Richard Adams wrote a number of other books after The Girl in a Swing; none, however, achieved its sense of exorcism, in the literal sense of calling up an evil spirit as well as turning it loose from its host. Its sources are ultimately unclear, either in the psyche of the author or in the cultural context surrounding it. Dostoevsky and Hawthorne have been mentioned. It also owes something to The Turn of the Screw, and the final scene appears to quote that of Ugetsu Monogatari. The resonance with other tales is not surprising. If Stephen King is right and the essential theme of the ghost story is that of narcissism, the number of plotlines available to it are limited: the haunted either recover from their narcissism (as Alan Desland does, at great cost) or they don’t (as Käthe does not). But the presence of the folktale creates something new as well. The self-interested lovers are made responsible for a wider world and atone in terms that have particular horror due to the presence of folk elements; these make the story of two people, the romantic template, a story about everyone and their doom thus a parable of our own vulnerability rather than a cul-de-sac. It would not be going too far to say that they atone by entering the folktale, a peculiarly Adamsian resolution and a clever reweaving of the novel’s pagan and Christian themes.

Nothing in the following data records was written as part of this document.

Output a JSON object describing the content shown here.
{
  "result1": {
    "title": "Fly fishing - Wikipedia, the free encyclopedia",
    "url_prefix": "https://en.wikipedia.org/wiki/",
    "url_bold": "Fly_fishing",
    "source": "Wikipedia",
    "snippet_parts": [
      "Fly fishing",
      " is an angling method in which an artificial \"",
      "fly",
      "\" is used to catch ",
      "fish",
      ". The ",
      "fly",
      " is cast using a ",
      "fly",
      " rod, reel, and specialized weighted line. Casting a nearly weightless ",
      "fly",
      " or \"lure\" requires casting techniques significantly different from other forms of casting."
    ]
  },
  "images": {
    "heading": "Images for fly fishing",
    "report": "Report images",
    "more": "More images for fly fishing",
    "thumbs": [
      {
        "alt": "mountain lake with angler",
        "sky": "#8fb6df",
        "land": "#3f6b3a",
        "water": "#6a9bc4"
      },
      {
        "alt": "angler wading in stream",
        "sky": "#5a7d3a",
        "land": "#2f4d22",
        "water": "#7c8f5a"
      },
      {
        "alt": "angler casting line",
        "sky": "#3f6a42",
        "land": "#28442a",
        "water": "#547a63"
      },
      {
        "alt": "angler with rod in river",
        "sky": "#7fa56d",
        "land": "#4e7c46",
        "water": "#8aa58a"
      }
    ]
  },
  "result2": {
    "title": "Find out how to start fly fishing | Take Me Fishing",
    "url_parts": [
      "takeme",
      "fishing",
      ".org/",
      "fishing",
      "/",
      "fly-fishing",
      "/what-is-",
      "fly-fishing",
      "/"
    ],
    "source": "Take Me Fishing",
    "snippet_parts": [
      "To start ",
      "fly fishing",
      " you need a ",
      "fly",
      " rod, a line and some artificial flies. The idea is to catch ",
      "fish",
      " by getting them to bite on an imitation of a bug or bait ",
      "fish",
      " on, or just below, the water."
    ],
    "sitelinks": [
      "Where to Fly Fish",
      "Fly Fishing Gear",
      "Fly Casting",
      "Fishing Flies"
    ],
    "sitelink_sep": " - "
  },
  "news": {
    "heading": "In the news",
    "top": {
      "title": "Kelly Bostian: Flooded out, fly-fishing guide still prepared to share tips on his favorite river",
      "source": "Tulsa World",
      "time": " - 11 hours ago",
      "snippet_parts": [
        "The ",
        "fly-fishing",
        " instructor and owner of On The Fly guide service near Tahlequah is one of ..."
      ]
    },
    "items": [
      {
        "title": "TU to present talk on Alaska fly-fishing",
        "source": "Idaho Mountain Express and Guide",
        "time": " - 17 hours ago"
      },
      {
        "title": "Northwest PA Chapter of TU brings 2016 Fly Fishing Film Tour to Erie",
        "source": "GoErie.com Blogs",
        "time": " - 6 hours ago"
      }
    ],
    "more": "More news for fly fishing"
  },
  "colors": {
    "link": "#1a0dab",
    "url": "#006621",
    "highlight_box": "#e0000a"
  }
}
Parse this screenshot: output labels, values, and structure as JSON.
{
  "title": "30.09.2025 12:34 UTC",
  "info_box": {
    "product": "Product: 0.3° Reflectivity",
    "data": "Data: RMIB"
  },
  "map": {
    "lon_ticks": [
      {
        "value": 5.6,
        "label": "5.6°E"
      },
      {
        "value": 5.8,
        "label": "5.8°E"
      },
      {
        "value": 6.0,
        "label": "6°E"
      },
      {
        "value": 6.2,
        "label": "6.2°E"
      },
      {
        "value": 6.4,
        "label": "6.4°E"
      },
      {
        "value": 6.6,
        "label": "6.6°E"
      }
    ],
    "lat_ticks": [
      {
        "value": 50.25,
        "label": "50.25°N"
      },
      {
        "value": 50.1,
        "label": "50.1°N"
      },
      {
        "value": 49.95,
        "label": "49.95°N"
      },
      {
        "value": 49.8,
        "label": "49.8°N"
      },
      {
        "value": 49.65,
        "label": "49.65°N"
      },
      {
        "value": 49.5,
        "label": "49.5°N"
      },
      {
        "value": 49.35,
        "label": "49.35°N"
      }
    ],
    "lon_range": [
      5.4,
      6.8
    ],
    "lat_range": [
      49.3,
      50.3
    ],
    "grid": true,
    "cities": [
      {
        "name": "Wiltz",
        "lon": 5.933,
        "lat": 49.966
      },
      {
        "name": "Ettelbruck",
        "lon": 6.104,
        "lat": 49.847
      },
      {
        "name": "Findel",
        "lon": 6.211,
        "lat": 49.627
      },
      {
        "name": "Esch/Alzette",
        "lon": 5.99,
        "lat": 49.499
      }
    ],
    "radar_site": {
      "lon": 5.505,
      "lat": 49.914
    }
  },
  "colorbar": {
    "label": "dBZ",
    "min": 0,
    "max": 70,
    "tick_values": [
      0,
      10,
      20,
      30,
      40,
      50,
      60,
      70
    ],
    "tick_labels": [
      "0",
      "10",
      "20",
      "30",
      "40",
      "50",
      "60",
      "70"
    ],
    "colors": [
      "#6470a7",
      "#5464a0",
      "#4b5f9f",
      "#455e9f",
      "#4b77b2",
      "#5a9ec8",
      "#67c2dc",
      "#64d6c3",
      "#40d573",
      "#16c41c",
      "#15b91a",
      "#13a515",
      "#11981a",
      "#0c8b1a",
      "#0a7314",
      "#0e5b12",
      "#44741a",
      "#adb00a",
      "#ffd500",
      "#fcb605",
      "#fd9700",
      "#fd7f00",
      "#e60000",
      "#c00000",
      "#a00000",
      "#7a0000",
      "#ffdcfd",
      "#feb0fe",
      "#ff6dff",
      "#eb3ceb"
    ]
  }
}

Richard Adams has succeeded in creating something unique in The Girl in a Swing, which will not leave alert readers the same, and which deserves to last.